Learn more about the surrealist collective in the exhibition Art et Liberté: Rupture, War and Surrealism in Egypt (1938–1948). Link in bio. #ModernaMuseet#ArtetLiberté#Mayo
Caption: Mayo, Coups de Bâtons, 1937 Mayo
Shimmering golden threads are carefully strung into geometric shapes from floor to ceiling in Lygia Pape’s Ttéia 1,C. Last chance to experience the installation this weekend (on display until 13 May 2018). #LygiaPape#ModernaMuseet#ConcreteMatters
The artist Georges Adéagbo fell in love with one of Moderna Museet’s most popular works, Robert Rauschenberg’s Monogram (1955–59), when he was at the Museum for his exhibition in 2014. The painting in the picture is based on a photo Adéagbo took of Monogram. He then photographed the painting in his own garden in Cotonou, Benin. A numbered and signed edition of this picture is now available for purchase from the Friends of Moderna Museet (link in bio). #ModernaMuseet#RobertRauschenberg#GeorgesAdéagbo#ModernaMuseetsVänner
A stuffed angora goat, a dirty tennis ball, a broken sign, a torn shirt sleeve – to name but a few components of the artist's Monogram. In an era when the dominating painterly trend moved towards purity, Rauschenberg chose to mix painting and sculpture, rags, news clips and discarded objects, to create this enormous collage, or combine painting, as he called it.
On 12 May 2018, you can view the famous work of art Monogram by Robert Rauschenberg at the Museum in its usual place. Learn more about its history and see it outside its glass case for the first time in decades. More info on the web (link in bio). #ModernaMuseet#RobertRauschenberg
Mira Schendel had studied philosophy and was interested in theology, metaphysics, phenomenology, and Zen Buddhism. Many of her works explore how the line influences and activates the surrounding empty space.
Art et Liberté was globally engaged in resistance against fascism, nationalism and colonialism. By the late 1930s, when Art et Liberté emerged onto the Cairene arts scene, a state-endorsed culture of exhibition practices was firmly in place. The state-endorsed salons enforced the classification of artists according to nationality.

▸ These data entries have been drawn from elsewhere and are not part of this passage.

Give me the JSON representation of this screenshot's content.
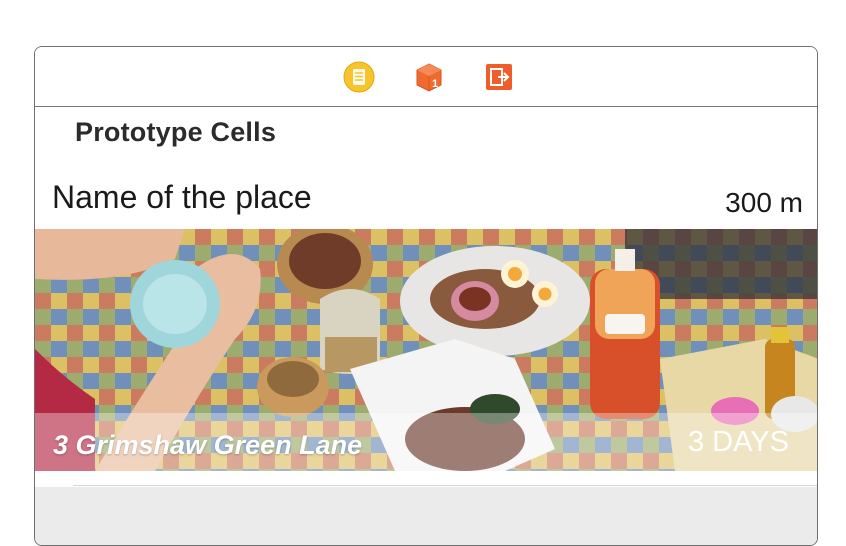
{
  "dock": {
    "icons": [
      "view-controller-icon",
      "first-responder-icon",
      "exit-icon"
    ],
    "colors": {
      "controller": "#f7c52b",
      "responder": "#ef6a2f",
      "exit": "#ef5d2a"
    }
  },
  "table": {
    "section_title": "Prototype Cells"
  },
  "cell": {
    "place_name": "Name of the place",
    "distance": "300 m",
    "photo_label": "food-photo",
    "address": "3 Grimshaw Green Lane",
    "duration": "3 DAYS"
  }
}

In line with Surrealism’s rejection of the alignment of art with political propaganda, Art et Liberté rebelled against the conflation of art and national sentiment.
Discover the surrealist collective Art et Liberté (link in bio). #ModernaMuseet#ArtetLiberté
Credit: Mayo, Portrait surréaliste, 1937
Art et Liberté was a surrealist collective of artists and writers based in Cairo during the Second World War. The group provided a restless generation of young artists, intellectuals and political activists with a platform for cultural and political reform. Discover the surrealist group in the first comprehensive museum exhibition ” Art et Liberté: Rupture, War and Surrealism in Egypt (1938–1948)” until 12 August 2018. #ModernaMuseet#ArtetLiberté
Caption: Ramses Younane, Utan titel, 1939 Courtesy H. E. Sh. Hassan M. A. Al Thani collection, Doha Ramses Younane
"The Toys" belongs to a series of paintings by Joan Miró, where the subjects are drawn on the canvas, with a sparse addition of colour accents. The rocking horse expresses both playfulness and sternness. Together with the conical "tree", the "dice" and the "balls", it forms a poetic still-life.
Lygia Clark’s (1920–1988, Rio de Janeiro) early paintings were small and monochromatic, but she soon started to challenge the two-dimensionality of the canvas in different ways, work more conceptually and sculpturally and create “relational objects.” Discover artists and concretism from the mid-20th century Latin America in the exhibition ’Concrete Matters’ (link in bio). #ModernaMuseet#ConcreteMatters#LygiaClark
Credit: Lygia Clark, Casulo No. 2, 1959 Lygia Clark